The Great Fires: Poems, 1982-1992

The Great Fires: Poems, 1982-1992

by Jack Gilbert
     
 

View All Available Formats & Editions

JOYCE'S MOTTO has had much fame but few apostles. Among them, there has been Jack Gilbert and his orthodoxy, a strictness that has required of this poet, now in the seventh decade of his severe life, the penalty of his having had almost no fame at all. In an era that puts before the artist so many sleek and official temptations, keeping unflinchingly to a code of

See more details below

Overview

JOYCE'S MOTTO has had much fame but few apostles. Among them, there has been Jack Gilbert and his orthodoxy, a strictness that has required of this poet, now in the seventh decade of his severe life, the penalty of his having had almost no fame at all. In an era that puts before the artist so many sleek and official temptations, keeping unflinchingly to a code of "silence, exile, and cunning" could not have been managed without a show of strictness well beyond the reach of the theater of the coy.

The "far, stubborn, disastrous" course of Jack Gilbert's resolute journey—not one that would promise in time to bring him home to the consolations of Penelope and the comforts of Ithaca but one that would instead take him ever outward to the impossible blankness of the desert—could never have been achieved in the society of others. What has kept this great poet brave has been the difficult company of his poems—and now we have, in Gilbert's third and most silent book, what may be, what must be, the bravest of these imperial accomplishments.

 

Read More

Product Details

ISBN-13:
9780679747673
Publisher:
Knopf Doubleday Publishing Group
Publication date:
02/28/1996
Edition description:
Reprint
Pages:
90
Sales rank:
636,639
Product dimensions:
5.35(w) x 8.33(h) x 0.38(d)

Read an Excerpt

Measuring the Tyger

Barrels of chains. Sides of beef stacked in vans.
Water buffalo dragging logs of teak in the river mud outside Mandalay. Pantocrater in the Byzantium dome.
The mammoth overhead crane bringing slabs of steel through the dingy light and roar to the giant shear that cuts the adamantine three-quarter-inch plates and they flop down. The weight of the mind fractures the girders and piers of the spirit, spilling out the heart's melt. Incandescent ingots big as cars trundling out of titanic mills, red slag scaling off the brighter metal in the dark. The Monongahela River below, night's sheen its belly. Silence except for the machinery clanging deeper in us. You will love again, people say. Give it time. Me with time running out. Day after day of the everyday.
What they call real life, made of eighth-inch gauge.
Newness strutting around as if it were significant.
Irony, neatness and rhyme pretending to be poetry.
I want to go back to that time after Michiko's death when I cried every day among the trees. To the real.
To the magnitude of pain, of being that much alive.
 

To See If Something Comes Next

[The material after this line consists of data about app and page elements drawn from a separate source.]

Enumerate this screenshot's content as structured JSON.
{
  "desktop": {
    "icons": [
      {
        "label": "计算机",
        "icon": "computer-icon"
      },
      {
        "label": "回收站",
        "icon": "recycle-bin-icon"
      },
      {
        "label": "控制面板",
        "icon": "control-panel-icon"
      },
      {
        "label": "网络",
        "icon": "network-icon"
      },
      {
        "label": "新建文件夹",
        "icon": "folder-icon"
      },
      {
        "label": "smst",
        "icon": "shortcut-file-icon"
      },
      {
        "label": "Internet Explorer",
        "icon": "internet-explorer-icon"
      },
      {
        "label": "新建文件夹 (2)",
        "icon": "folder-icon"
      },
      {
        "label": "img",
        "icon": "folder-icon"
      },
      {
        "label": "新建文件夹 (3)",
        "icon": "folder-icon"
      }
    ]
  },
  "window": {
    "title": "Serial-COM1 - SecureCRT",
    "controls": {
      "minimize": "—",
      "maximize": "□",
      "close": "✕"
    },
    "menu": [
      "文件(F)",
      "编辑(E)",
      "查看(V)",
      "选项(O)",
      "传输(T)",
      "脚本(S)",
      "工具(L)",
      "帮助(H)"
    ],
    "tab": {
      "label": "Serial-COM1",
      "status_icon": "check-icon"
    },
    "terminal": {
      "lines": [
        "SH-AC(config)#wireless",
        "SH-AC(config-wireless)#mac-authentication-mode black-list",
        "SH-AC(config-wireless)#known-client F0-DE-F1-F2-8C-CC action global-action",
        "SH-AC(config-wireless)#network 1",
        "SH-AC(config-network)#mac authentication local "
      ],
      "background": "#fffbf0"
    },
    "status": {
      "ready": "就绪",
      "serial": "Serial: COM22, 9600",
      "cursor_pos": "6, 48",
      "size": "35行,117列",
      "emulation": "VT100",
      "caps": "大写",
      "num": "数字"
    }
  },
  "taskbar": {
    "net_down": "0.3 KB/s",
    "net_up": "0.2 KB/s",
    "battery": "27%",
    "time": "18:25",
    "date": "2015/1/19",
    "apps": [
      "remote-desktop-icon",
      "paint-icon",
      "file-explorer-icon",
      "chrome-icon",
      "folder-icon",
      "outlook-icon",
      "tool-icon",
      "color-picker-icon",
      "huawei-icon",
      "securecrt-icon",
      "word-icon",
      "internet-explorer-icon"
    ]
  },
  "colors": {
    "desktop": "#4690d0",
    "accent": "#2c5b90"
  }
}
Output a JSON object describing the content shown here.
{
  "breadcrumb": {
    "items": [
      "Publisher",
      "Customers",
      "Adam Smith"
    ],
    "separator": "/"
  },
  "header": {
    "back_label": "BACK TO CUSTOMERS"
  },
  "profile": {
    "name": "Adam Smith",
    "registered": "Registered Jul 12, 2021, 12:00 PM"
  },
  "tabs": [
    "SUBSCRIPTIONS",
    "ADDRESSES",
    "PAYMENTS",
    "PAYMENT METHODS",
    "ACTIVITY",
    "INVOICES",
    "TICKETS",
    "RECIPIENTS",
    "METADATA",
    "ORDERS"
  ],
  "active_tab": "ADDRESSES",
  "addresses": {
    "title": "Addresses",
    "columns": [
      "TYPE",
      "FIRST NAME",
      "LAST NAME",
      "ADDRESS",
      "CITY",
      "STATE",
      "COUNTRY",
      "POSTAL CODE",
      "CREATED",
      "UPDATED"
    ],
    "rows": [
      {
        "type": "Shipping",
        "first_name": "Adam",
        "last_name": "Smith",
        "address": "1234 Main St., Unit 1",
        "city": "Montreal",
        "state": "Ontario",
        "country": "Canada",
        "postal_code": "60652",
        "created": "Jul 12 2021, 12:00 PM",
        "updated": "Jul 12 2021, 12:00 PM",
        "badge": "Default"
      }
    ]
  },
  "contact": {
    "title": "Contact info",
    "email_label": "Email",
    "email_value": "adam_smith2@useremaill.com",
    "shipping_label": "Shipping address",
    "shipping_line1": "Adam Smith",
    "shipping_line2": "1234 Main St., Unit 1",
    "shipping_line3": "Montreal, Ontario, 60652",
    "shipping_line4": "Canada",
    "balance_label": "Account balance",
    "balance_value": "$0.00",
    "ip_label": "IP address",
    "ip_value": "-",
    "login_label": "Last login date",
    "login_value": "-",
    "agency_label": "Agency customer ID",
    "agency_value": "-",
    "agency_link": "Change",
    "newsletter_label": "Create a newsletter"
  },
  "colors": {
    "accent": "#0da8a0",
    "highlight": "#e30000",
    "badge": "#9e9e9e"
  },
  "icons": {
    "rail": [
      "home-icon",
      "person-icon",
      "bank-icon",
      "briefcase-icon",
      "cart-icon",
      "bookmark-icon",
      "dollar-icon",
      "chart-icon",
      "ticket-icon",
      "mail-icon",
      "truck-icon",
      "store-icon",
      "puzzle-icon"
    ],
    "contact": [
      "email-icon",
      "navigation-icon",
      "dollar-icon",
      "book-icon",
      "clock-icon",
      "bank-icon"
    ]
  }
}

There is nothing here at the top of the valley.
Sky and morning, silence and the dry smell of heavy sunlight on the stone everywhere.
Goats occasionally, and the sound of roosters in the bright heat where he lives with the dead woman and purity. Trying to see if something comes next. Wondering whether he has stalled.
Maybe, he thinks, it is like the Noh: whenever the script says dances, whatever the actor does next is a dance. If he stands still, he is dancing.
 

Scheming in the Snow

There is a time after what comes after being young, and a time after that, he thinks happily as he walks through the winter woods,
hearing in silence a woodpecker far off.
Remembering his Chinese friend whose brother gave her a jade ring from the Han Dynasty when she turned eighteen.
Two weeks later, when she was hurrying up the steps of a Hong Kong bridge, she fell,
and the thousand-year-old ring shattered on the concrete. When she told him, stunned and tears running down her face, he said,
"Don't cry. I'll get you something better."

Read More

Customer Reviews

Average Review:

Write a Review

and post it to your social network

     

Most Helpful Customer Reviews

See all customer reviews >